Did you know that walking can help prevent many chronic and cardiovascular diseases? On the Buffalo Niagara Medical Campus we are encouraging healthy lifestyles through our Healthy Communities, Wellness, and Transportation initiatives, all created with the goal of improving your quality of life in mind.
Begin your commitment to maintain a healthy lifestyle right where you live and/or work. Walking for 30-40 minutes each day can ultimately have a positive affect on your life expectancy. Join the Walking on Wednesdays group as they meet at Roswell Park Cancer Institute‘s Kaminski Park every Wednesday starting May 23 until September 26 from 12:10 – 12:50 p.m. Every week, there will be a different route and giveaways as the walks take place in rain or shine.

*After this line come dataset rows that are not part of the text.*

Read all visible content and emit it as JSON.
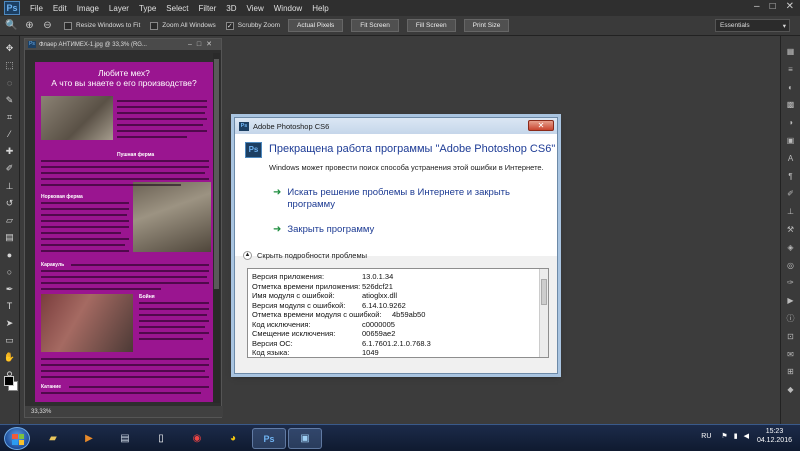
{
  "app": {
    "logo": "Ps",
    "menu": [
      "File",
      "Edit",
      "Image",
      "Layer",
      "Type",
      "Select",
      "Filter",
      "3D",
      "View",
      "Window",
      "Help"
    ],
    "window_controls": [
      "–",
      "□",
      "✕"
    ]
  },
  "options_bar": {
    "resize_windows": "Resize Windows to Fit",
    "zoom_all": "Zoom All Windows",
    "scrubby_zoom": "Scrubby Zoom",
    "scrubby_checked": "✓",
    "actual_pixels": "Actual Pixels",
    "fit_screen": "Fit Screen",
    "fill_screen": "Fill Screen",
    "print_size": "Print Size",
    "workspace": "Essentials"
  },
  "document": {
    "title": "Флаер АНТИМЕХ-1.jpg @ 33,3% (RG...",
    "zoom": "33,33%",
    "flyer_title_line1": "Любите мех?",
    "flyer_title_line2": "А что вы знаете о его производстве?",
    "label_fur_farm": "Пушная ферма",
    "label_mink_farm": "Норковая ферма",
    "label_karakul": "Каракуль",
    "label_slaughter": "Бойня",
    "label_katanie": "Катание"
  },
  "dialog": {
    "title": "Adobe Photoshop CS6",
    "heading": "Прекращена работа программы \"Adobe Photoshop CS6\"",
    "sub": "Windows может провести поиск способа устранения этой ошибки в Интернете.",
    "cmd_search": "Искать решение проблемы в Интернете и закрыть программу",
    "cmd_close": "Закрыть программу",
    "details_toggle": "Скрыть подробности проблемы",
    "details": [
      {
        "k": "Версия приложения:",
        "v": "13.0.1.34"
      },
      {
        "k": "Отметка времени приложения:",
        "v": "526dcf21"
      },
      {
        "k": "Имя модуля с ошибкой:",
        "v": "atioglxx.dll"
      },
      {
        "k": "Версия модуля с ошибкой:",
        "v": "6.14.10.9262"
      },
      {
        "k": "Отметка времени модуля с ошибкой:",
        "v": "4b59ab50"
      },
      {
        "k": "Код исключения:",
        "v": "c0000005"
      },
      {
        "k": "Смещение исключения:",
        "v": "00659ae2"
      },
      {
        "k": "Версия ОС:",
        "v": "6.1.7601.2.1.0.768.3"
      },
      {
        "k": "Код языка:",
        "v": "1049"
      }
    ]
  },
  "taskbar": {
    "language": "RU",
    "time": "15:23",
    "date": "04.12.2016"
  }
}
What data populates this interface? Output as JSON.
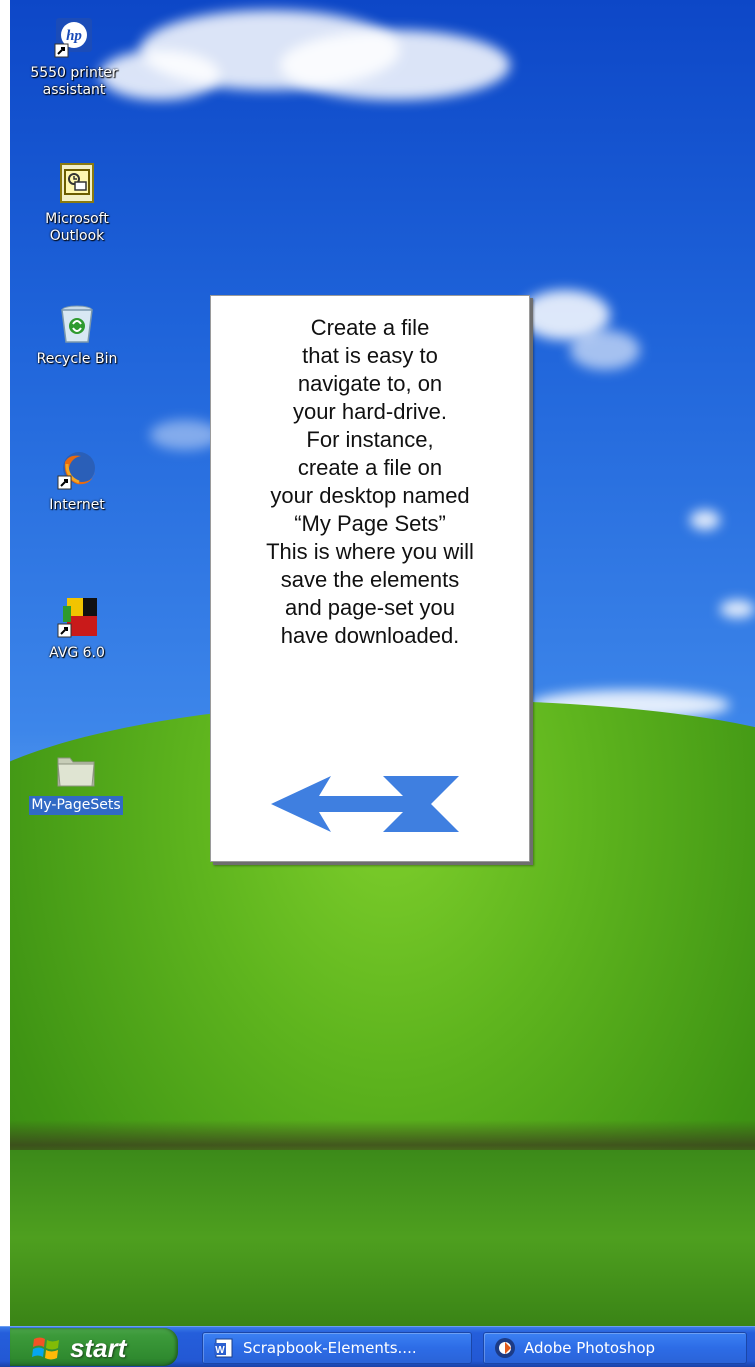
{
  "desktop": {
    "icons": [
      {
        "label": "5550 printer\nassistant",
        "icon": "hp-printer-icon"
      },
      {
        "label": "Microsoft\nOutlook",
        "icon": "outlook-icon"
      },
      {
        "label": "Recycle Bin",
        "icon": "recycle-bin-icon"
      },
      {
        "label": "Internet",
        "icon": "firefox-icon"
      },
      {
        "label": "AVG 6.0",
        "icon": "avg-icon"
      },
      {
        "label": "My-PageSets",
        "icon": "folder-icon",
        "selected": true
      }
    ]
  },
  "callout": {
    "text": "Create a file\nthat is easy to\nnavigate to, on\nyour hard-drive.\nFor instance,\ncreate a file on\nyour desktop named\n“My Page Sets”\nThis is where you will\nsave the elements\nand page-set you\nhave downloaded.",
    "arrow": "left-arrow-icon",
    "arrow_color": "#3f7fe0"
  },
  "taskbar": {
    "start_label": "start",
    "tasks": [
      {
        "label": "Scrapbook-Elements....",
        "icon": "word-doc-icon"
      },
      {
        "label": "Adobe Photoshop",
        "icon": "photoshop-icon"
      }
    ]
  }
}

Need more motivation to begin walking while on the BNMC or walking in general? Check out all of the great benefits of walking every day as you add Walking on Wednesdays into your daily activity routines. Walking can:

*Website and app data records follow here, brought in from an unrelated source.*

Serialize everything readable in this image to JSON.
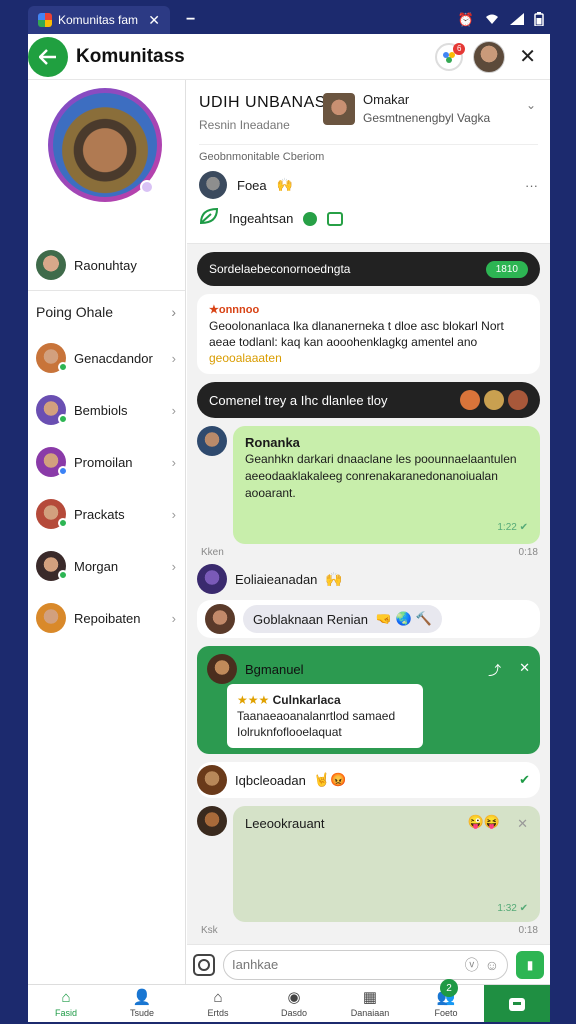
{
  "statusbar": {
    "tab_title": "Komunitas fam",
    "close_glyph": "✕",
    "minimize_glyph": "−",
    "icons": [
      "alarm-icon",
      "wifi-icon",
      "signal-icon",
      "battery-icon"
    ]
  },
  "header": {
    "title": "Komunitass",
    "notif_badge": "6"
  },
  "left": {
    "me_label": "Raonuhtay",
    "pinned_header": "Poing Ohale",
    "items": [
      {
        "label": "Genacdandor",
        "status": "#2db553",
        "av": "#c8743a"
      },
      {
        "label": "Bembiols",
        "status": "#2db553",
        "av": "#6a4fb2"
      },
      {
        "label": "Promoilan",
        "status": "#3b82f6",
        "av": "#8a3aa8"
      },
      {
        "label": "Prackats",
        "status": "#2db553",
        "av": "#b54a3a"
      },
      {
        "label": "Morgan",
        "status": "#2db553",
        "av": "#3a2a2a"
      },
      {
        "label": "Repoibaten",
        "status": "",
        "av": "#d9892a"
      }
    ]
  },
  "profile": {
    "name": "UDIH UNBANASD",
    "sub": "Resnin Ineadane",
    "right_title": "Omakar",
    "right_sub": "Gesmtnenengbyl Vagka",
    "section": "Geobnmonitable Cberiom",
    "row1_label": "Foea",
    "row1_emoji": "🙌",
    "row2_label": "Ingeahtsan"
  },
  "feed": {
    "banner_text": "Sordelaebeconornoedngta",
    "banner_tag": "1810",
    "card_header": "★onnnoo",
    "card_text": "Geoolonanlaca lka dlananerneka t dloe asc blokarl Nort aeae todlanl: kaq kan aooohenklagkg amentel ano",
    "card_highlight": "geooalaaaten",
    "group_pill": "Comenel trey a Ihc dlanlee tloy",
    "msg1_who": "Ronanka",
    "msg1_text": "Geanhkn darkari dnaaclane les poounnaelaantulen aeeodaaklakaleeg conrenakaranedonanoiualan aooarant.",
    "msg1_time": "1:22",
    "msg1_meta_left": "Kken",
    "msg1_meta_right": "0:18",
    "msg2_text": "Eoliaieanadan",
    "msg2_emoji": "🙌",
    "msg3_text": "Goblaknaan Renian",
    "msg3_emojis": "🤜 🌏 🔨",
    "green_head": "Bgmanuel",
    "inner_title": "Culnkarlaca",
    "inner_star": "★★★",
    "inner_text": "Taanaeaoanalanrtlod samaed Iolruknfoflooelaquat",
    "msg4_text": "Iqbcleoadan",
    "msg4_emojis": "🤘😡",
    "last_who": "Leeookrauant",
    "last_emojis": "😜😝",
    "last_time": "1:32",
    "last_meta_left": "Ksk",
    "last_meta_right": "0:18"
  },
  "composer": {
    "placeholder": "Ianhkae"
  },
  "nav": [
    {
      "label": "Fasid",
      "icon": "home-icon",
      "glyph": "⌂",
      "active": true
    },
    {
      "label": "Tsude",
      "icon": "person-icon",
      "glyph": "👤",
      "active": false
    },
    {
      "label": "Ertds",
      "icon": "home-outline-icon",
      "glyph": "⌂",
      "active": false
    },
    {
      "label": "Dasdo",
      "icon": "compass-icon",
      "glyph": "◉",
      "active": false
    },
    {
      "label": "Danaiaan",
      "icon": "grid-icon",
      "glyph": "▦",
      "active": false
    },
    {
      "label": "Foeto",
      "icon": "people-icon",
      "glyph": "👥",
      "active": false,
      "badge": "2"
    }
  ]
}
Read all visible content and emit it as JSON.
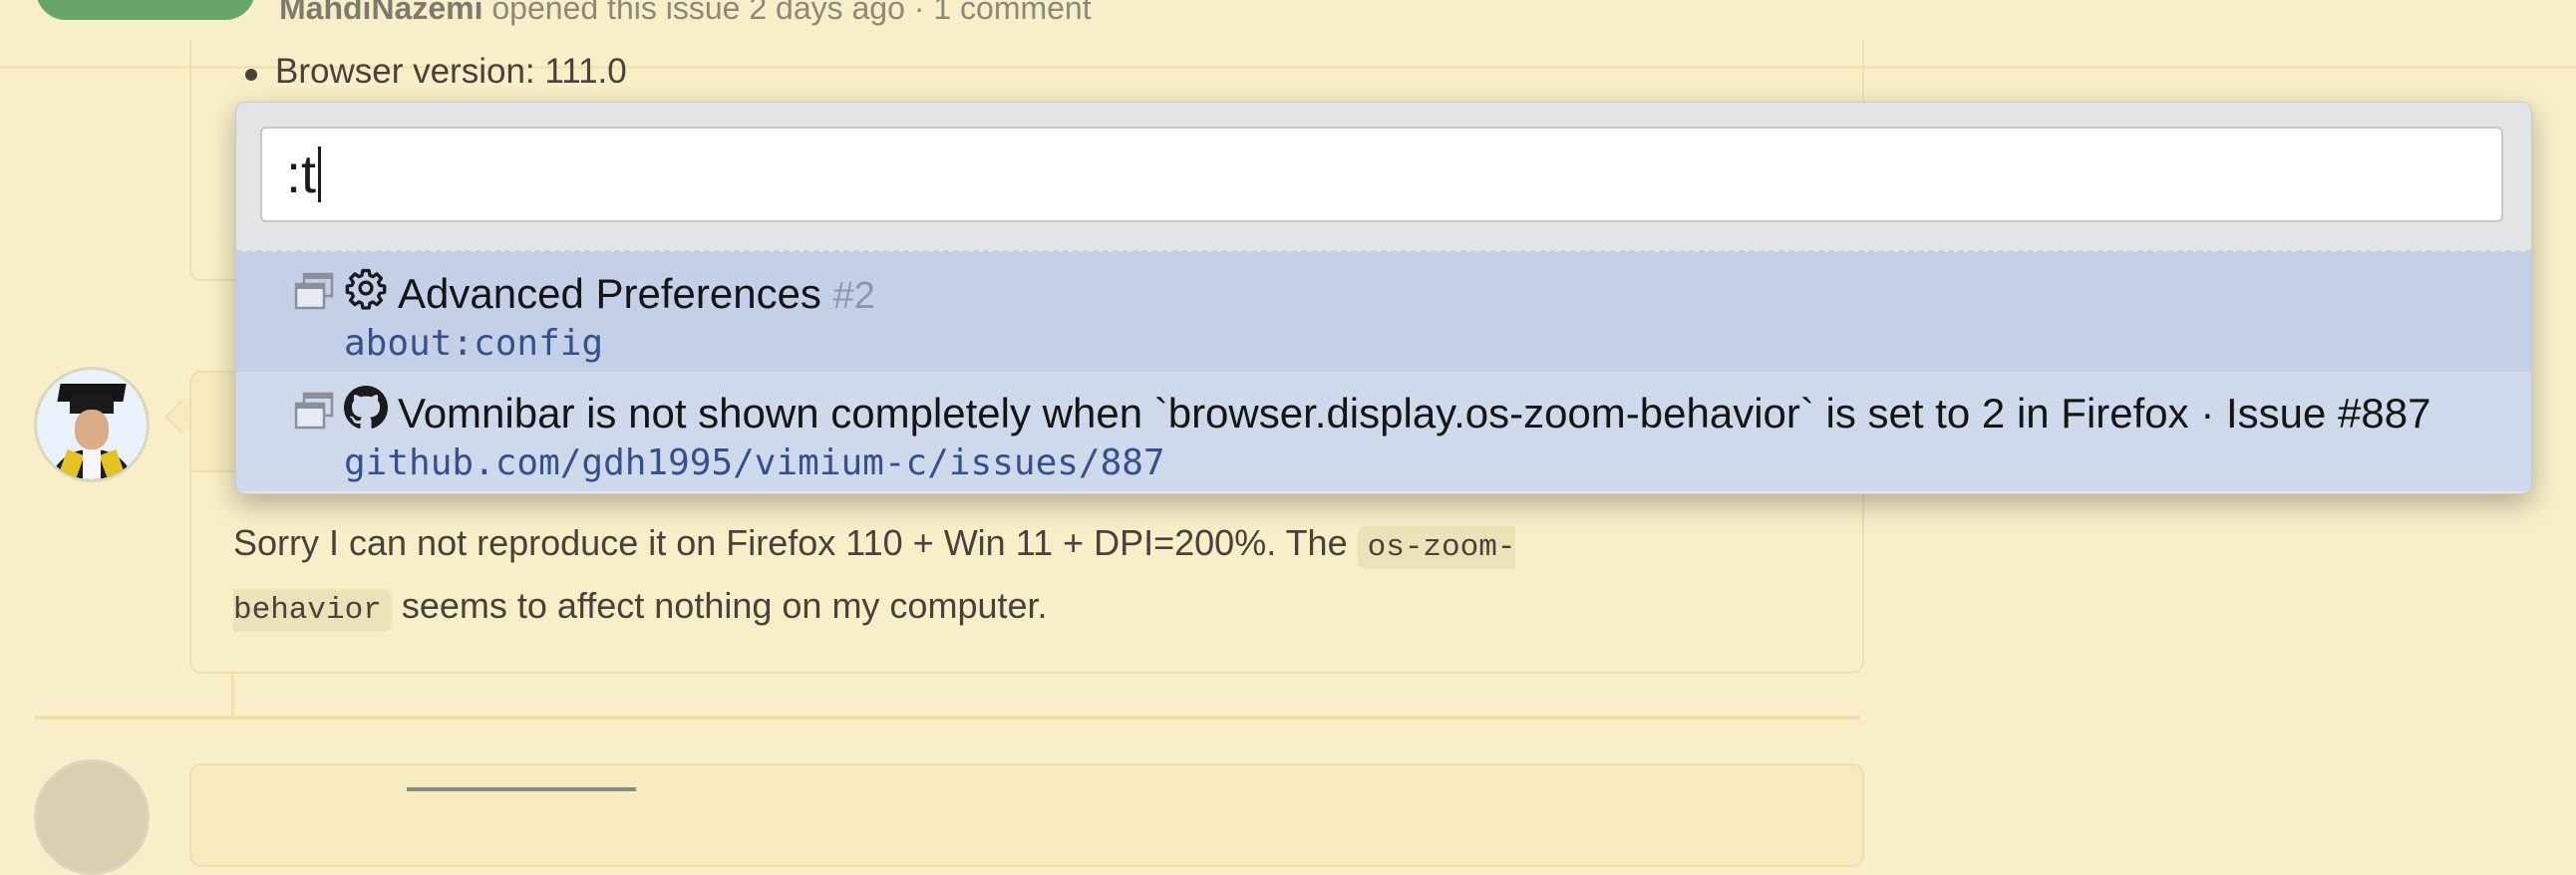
{
  "issue": {
    "author": "MahdiNazemi",
    "opened_text": "opened this issue 2 days ago · 1 comment",
    "bullet_text": "Browser version: 111.0"
  },
  "comment": {
    "text_before": "Sorry I can not reproduce it on Firefox 110 + Win 11 + DPI=200%. The ",
    "code": "os-zoom-behavior",
    "text_after": " seems to affect nothing on my computer."
  },
  "vomnibar": {
    "query": ":t",
    "items": [
      {
        "icon": "gear-icon",
        "title": "Advanced Preferences",
        "tab_number": "#2",
        "url": "about:config"
      },
      {
        "icon": "github-icon",
        "title": "Vomnibar is not shown completely when `browser.display.os-zoom-behavior` is set to 2 in Firefox · Issue #887",
        "url": "github.com/gdh1995/vimium-c/issues/887"
      }
    ]
  },
  "colors": {
    "page_background": "#f8efc8",
    "selected_item": "#c3d0e8",
    "item_background": "#cfd9ec",
    "url_text": "#35508a",
    "status_open": "#67a56b"
  }
}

- Lower low-density lipoprotein (LDL) cholesterol (the “bad” cholesterol)
- Raise high-density lipoprotein (HDL) cholesterol (the “good” cholesterol)
- Lower your blood pressure

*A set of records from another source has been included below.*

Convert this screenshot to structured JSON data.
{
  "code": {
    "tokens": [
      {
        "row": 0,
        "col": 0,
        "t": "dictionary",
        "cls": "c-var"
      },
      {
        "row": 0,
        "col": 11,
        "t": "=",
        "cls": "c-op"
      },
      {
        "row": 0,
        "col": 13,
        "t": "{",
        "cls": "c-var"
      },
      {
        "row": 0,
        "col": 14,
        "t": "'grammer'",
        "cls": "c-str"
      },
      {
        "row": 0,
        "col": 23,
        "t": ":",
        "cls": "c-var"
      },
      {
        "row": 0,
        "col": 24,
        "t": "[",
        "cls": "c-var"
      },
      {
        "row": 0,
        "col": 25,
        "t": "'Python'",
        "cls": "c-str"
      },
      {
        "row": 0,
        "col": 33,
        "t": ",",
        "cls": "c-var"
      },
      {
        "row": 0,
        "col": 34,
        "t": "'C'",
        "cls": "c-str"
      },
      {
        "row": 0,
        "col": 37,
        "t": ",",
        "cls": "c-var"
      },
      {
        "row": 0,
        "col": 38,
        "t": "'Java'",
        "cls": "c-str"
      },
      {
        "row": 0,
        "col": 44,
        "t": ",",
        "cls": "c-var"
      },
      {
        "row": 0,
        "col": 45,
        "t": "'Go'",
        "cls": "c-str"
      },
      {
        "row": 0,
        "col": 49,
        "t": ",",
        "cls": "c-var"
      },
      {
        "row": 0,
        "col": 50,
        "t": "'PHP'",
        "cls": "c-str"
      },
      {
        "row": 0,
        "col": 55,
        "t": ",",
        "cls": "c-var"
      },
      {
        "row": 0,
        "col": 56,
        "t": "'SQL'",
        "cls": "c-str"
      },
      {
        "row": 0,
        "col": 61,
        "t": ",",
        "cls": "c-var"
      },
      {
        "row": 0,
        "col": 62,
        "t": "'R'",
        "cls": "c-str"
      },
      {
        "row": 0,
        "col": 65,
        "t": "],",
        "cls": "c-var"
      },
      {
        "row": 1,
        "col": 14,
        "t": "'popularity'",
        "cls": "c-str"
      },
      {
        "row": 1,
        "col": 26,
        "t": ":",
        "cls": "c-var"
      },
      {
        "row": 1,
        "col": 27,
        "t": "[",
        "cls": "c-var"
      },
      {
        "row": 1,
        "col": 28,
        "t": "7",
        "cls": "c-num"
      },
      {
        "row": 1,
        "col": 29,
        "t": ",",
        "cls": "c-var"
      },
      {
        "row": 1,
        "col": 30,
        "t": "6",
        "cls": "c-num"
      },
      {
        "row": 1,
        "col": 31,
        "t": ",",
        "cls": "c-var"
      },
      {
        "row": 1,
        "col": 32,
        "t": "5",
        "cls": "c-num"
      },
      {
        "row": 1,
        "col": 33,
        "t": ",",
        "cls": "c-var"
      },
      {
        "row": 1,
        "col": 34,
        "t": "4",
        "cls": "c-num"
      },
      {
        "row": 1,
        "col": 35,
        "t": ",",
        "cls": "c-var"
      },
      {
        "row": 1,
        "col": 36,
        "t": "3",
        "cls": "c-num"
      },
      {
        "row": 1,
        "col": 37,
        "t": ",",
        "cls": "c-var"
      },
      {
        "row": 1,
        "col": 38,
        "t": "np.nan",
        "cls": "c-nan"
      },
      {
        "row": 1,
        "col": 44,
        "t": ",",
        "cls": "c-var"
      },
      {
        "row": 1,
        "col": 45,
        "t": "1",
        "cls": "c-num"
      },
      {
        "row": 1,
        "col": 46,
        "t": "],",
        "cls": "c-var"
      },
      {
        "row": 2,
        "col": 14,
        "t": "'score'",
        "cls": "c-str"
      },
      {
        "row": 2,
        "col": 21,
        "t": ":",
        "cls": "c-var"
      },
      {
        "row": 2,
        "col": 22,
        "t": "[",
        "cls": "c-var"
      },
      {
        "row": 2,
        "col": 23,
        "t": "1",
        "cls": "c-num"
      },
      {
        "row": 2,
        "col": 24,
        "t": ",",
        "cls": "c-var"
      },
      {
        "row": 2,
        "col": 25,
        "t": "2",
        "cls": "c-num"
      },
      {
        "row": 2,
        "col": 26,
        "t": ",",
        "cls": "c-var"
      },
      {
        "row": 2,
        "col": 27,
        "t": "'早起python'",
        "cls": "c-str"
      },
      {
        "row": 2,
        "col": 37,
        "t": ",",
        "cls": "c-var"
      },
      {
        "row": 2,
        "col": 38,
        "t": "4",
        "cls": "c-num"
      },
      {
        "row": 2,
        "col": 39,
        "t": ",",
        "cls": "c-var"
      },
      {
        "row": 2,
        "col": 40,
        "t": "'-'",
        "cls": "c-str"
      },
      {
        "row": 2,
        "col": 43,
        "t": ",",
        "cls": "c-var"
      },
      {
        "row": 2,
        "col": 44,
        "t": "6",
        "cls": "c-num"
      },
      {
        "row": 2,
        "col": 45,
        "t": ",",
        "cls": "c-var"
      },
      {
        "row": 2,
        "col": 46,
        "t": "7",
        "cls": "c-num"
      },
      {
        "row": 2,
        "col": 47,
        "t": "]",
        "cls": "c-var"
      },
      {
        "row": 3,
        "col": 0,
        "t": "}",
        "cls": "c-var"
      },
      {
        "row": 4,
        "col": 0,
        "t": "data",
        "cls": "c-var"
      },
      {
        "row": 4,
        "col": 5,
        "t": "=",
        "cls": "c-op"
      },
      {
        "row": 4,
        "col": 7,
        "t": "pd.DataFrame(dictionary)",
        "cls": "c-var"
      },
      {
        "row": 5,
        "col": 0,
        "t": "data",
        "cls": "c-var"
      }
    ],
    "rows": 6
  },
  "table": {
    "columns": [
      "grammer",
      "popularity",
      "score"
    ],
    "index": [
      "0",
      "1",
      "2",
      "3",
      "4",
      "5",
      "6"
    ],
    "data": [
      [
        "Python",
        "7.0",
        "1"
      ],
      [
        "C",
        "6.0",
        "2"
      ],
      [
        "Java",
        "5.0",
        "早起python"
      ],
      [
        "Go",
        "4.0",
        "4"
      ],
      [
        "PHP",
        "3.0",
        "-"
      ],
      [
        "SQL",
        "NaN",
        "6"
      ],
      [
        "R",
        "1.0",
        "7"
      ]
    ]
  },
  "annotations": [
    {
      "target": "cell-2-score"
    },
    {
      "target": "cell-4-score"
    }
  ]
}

- Reduce your risk of or manage type 2 diabetes
- Manage your weight
- Improve your mood
- Help you stay strong and fit
- Burn up at least 100 calories of energy if you walk one mile (1.6km). Walking two miles (3.2km) a day, three times a week, can help reduce weight by one pound (0.5kg) every three weeks.
- Risk factors for cardiovascular disease are also often risk factors for other chronic diseases. Many risk factors are related.
- Reduce the risk for cardiovascular diseases associated with physical inactivity. Risks for cardiovascular disease associated with physical inactivity are similar to that of cigarette smoking.
For more information on how walking can increase your health, take a short 10 minute break to watch the video below by the University of Toronto’s Dr. Mike Evans, who is a family physician at St. Michael’s Hospital and an Associate Professor of Family Medicine and Public Health for the university.